▶ _THE PROBLEM_: Return the listing below unchanged, minus its pictures.

(Beginning of DATA)

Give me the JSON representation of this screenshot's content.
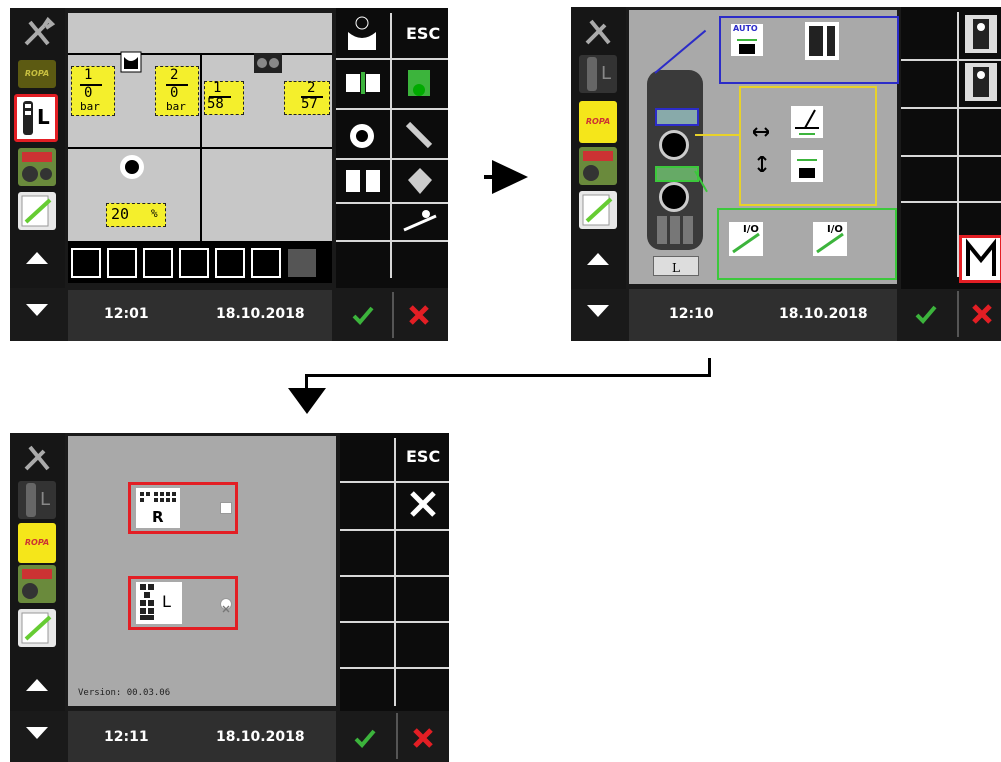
{
  "screen1": {
    "time": "12:01",
    "date": "18.10.2018",
    "esc": "ESC",
    "cells": {
      "p1_top": "1",
      "p1_bottom": "0",
      "p1_unit": "bar",
      "p2_top": "2",
      "p2_bottom": "0",
      "p2_unit": "bar",
      "p3_top": "1",
      "p3_bottom": "58",
      "p4_top": "2",
      "p4_bottom": "57",
      "percent_value": "20",
      "percent_unit": "%"
    }
  },
  "screen2": {
    "time": "12:10",
    "date": "18.10.2018",
    "auto_label": "AUTO",
    "joystick_label": "L",
    "io_label_1": "I/O",
    "io_label_2": "I/O"
  },
  "screen3": {
    "time": "12:11",
    "date": "18.10.2018",
    "esc": "ESC",
    "option_r_label": "R",
    "option_l_label": "L",
    "version": "Version: 00.03.06"
  },
  "left_column": {
    "brand_label": "ROPA",
    "l_label": "L"
  },
  "colors": {
    "confirm": "#3cb43c",
    "cancel": "#e31e24",
    "highlight": "#e31e24",
    "panel_yellow": "#f4ef2c",
    "box_blue": "#2c2cc8",
    "box_yellow": "#e8d22a",
    "box_green": "#3cc83c"
  }
}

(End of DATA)

▶ _EXERCISE SOLUTION_:
Give me the JSON representation of this screenshot's content.
{
  "screen1": {
    "time": "12:01",
    "date": "18.10.2018",
    "esc": "ESC",
    "cells": {
      "p1_top": "1",
      "p1_bottom": "0",
      "p1_unit": "bar",
      "p2_top": "2",
      "p2_bottom": "0",
      "p2_unit": "bar",
      "p3_top": "1",
      "p3_bottom": "58",
      "p4_top": "2",
      "p4_bottom": "57",
      "percent_value": "20",
      "percent_unit": "%"
    }
  },
  "screen2": {
    "time": "12:10",
    "date": "18.10.2018",
    "auto_label": "AUTO",
    "joystick_label": "L",
    "io_label_1": "I/O",
    "io_label_2": "I/O"
  },
  "screen3": {
    "time": "12:11",
    "date": "18.10.2018",
    "esc": "ESC",
    "option_r_label": "R",
    "option_l_label": "L",
    "version": "Version: 00.03.06"
  },
  "left_column": {
    "brand_label": "ROPA",
    "l_label": "L"
  },
  "colors": {
    "confirm": "#3cb43c",
    "cancel": "#e31e24",
    "highlight": "#e31e24",
    "panel_yellow": "#f4ef2c",
    "box_blue": "#2c2cc8",
    "box_yellow": "#e8d22a",
    "box_green": "#3cc83c"
  }
}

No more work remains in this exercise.